╭─ Extracted entries

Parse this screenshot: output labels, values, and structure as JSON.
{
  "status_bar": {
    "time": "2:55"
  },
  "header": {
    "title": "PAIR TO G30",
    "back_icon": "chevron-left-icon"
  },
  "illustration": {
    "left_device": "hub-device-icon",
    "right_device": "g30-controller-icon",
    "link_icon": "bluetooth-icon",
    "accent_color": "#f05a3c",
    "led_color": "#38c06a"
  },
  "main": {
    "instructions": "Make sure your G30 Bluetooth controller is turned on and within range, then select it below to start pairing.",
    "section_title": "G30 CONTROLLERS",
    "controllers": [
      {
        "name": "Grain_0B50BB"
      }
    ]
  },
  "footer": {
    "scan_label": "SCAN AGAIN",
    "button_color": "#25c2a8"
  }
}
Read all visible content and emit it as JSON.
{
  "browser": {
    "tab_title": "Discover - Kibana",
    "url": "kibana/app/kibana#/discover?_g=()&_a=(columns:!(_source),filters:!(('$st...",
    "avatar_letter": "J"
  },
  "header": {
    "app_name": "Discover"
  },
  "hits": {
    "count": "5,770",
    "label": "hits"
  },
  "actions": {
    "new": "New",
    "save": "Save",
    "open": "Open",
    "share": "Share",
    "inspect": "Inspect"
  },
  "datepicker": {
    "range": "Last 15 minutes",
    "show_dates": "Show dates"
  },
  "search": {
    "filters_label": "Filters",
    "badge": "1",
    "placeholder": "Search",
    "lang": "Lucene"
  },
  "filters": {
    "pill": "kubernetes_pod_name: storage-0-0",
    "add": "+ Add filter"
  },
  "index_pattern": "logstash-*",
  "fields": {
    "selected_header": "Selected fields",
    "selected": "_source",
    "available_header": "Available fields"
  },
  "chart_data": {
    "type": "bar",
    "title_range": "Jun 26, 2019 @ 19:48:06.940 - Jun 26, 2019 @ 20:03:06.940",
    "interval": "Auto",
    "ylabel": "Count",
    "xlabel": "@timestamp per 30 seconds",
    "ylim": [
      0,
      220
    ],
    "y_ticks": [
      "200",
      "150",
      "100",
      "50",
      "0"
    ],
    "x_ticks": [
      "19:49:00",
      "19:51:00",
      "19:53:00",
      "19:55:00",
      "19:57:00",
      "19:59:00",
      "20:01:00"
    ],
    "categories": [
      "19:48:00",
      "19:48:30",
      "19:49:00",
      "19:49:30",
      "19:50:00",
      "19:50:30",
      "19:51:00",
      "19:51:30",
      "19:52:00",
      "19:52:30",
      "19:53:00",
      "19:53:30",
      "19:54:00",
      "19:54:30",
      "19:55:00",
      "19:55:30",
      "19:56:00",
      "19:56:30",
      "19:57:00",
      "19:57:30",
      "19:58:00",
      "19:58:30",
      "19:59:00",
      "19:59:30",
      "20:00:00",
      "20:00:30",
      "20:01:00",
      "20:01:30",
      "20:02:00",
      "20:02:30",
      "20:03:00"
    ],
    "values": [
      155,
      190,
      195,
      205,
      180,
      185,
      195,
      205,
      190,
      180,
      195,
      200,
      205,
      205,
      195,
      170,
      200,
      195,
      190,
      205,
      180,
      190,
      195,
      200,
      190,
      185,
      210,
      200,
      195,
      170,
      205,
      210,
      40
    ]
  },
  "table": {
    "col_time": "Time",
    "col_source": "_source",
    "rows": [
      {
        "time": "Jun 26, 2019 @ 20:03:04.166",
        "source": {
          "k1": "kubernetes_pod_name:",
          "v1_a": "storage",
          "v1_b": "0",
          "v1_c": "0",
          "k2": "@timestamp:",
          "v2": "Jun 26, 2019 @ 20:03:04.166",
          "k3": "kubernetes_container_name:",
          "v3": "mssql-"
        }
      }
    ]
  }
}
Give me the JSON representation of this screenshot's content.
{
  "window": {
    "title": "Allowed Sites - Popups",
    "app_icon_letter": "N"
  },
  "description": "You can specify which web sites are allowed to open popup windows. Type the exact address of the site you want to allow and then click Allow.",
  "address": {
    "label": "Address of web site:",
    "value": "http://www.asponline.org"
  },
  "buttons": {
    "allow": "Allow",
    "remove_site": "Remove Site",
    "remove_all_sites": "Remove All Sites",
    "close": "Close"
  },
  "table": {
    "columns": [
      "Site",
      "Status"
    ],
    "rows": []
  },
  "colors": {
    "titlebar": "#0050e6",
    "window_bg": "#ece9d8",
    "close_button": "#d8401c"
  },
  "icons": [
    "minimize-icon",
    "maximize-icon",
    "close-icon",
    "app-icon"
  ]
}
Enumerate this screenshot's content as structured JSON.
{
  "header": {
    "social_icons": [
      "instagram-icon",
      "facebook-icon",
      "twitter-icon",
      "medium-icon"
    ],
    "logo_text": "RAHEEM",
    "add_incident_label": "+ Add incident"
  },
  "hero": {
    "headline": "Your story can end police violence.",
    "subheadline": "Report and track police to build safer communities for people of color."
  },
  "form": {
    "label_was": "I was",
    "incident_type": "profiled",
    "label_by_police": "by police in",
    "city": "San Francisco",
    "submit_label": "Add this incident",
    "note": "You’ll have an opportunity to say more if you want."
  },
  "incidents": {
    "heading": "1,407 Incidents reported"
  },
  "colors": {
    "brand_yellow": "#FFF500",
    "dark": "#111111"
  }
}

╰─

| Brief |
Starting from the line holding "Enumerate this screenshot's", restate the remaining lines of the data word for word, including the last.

| Exercise output |
Enumerate this screenshot's content as structured JSON.
{
  "header": {
    "social_icons": [
      "instagram-icon",
      "facebook-icon",
      "twitter-icon",
      "medium-icon"
    ],
    "logo_text": "RAHEEM",
    "add_incident_label": "+ Add incident"
  },
  "hero": {
    "headline": "Your story can end police violence.",
    "subheadline": "Report and track police to build safer communities for people of color."
  },
  "form": {
    "label_was": "I was",
    "incident_type": "profiled",
    "label_by_police": "by police in",
    "city": "San Francisco",
    "submit_label": "Add this incident",
    "note": "You’ll have an opportunity to say more if you want."
  },
  "incidents": {
    "heading": "1,407 Incidents reported"
  },
  "colors": {
    "brand_yellow": "#FFF500",
    "dark": "#111111"
  }
}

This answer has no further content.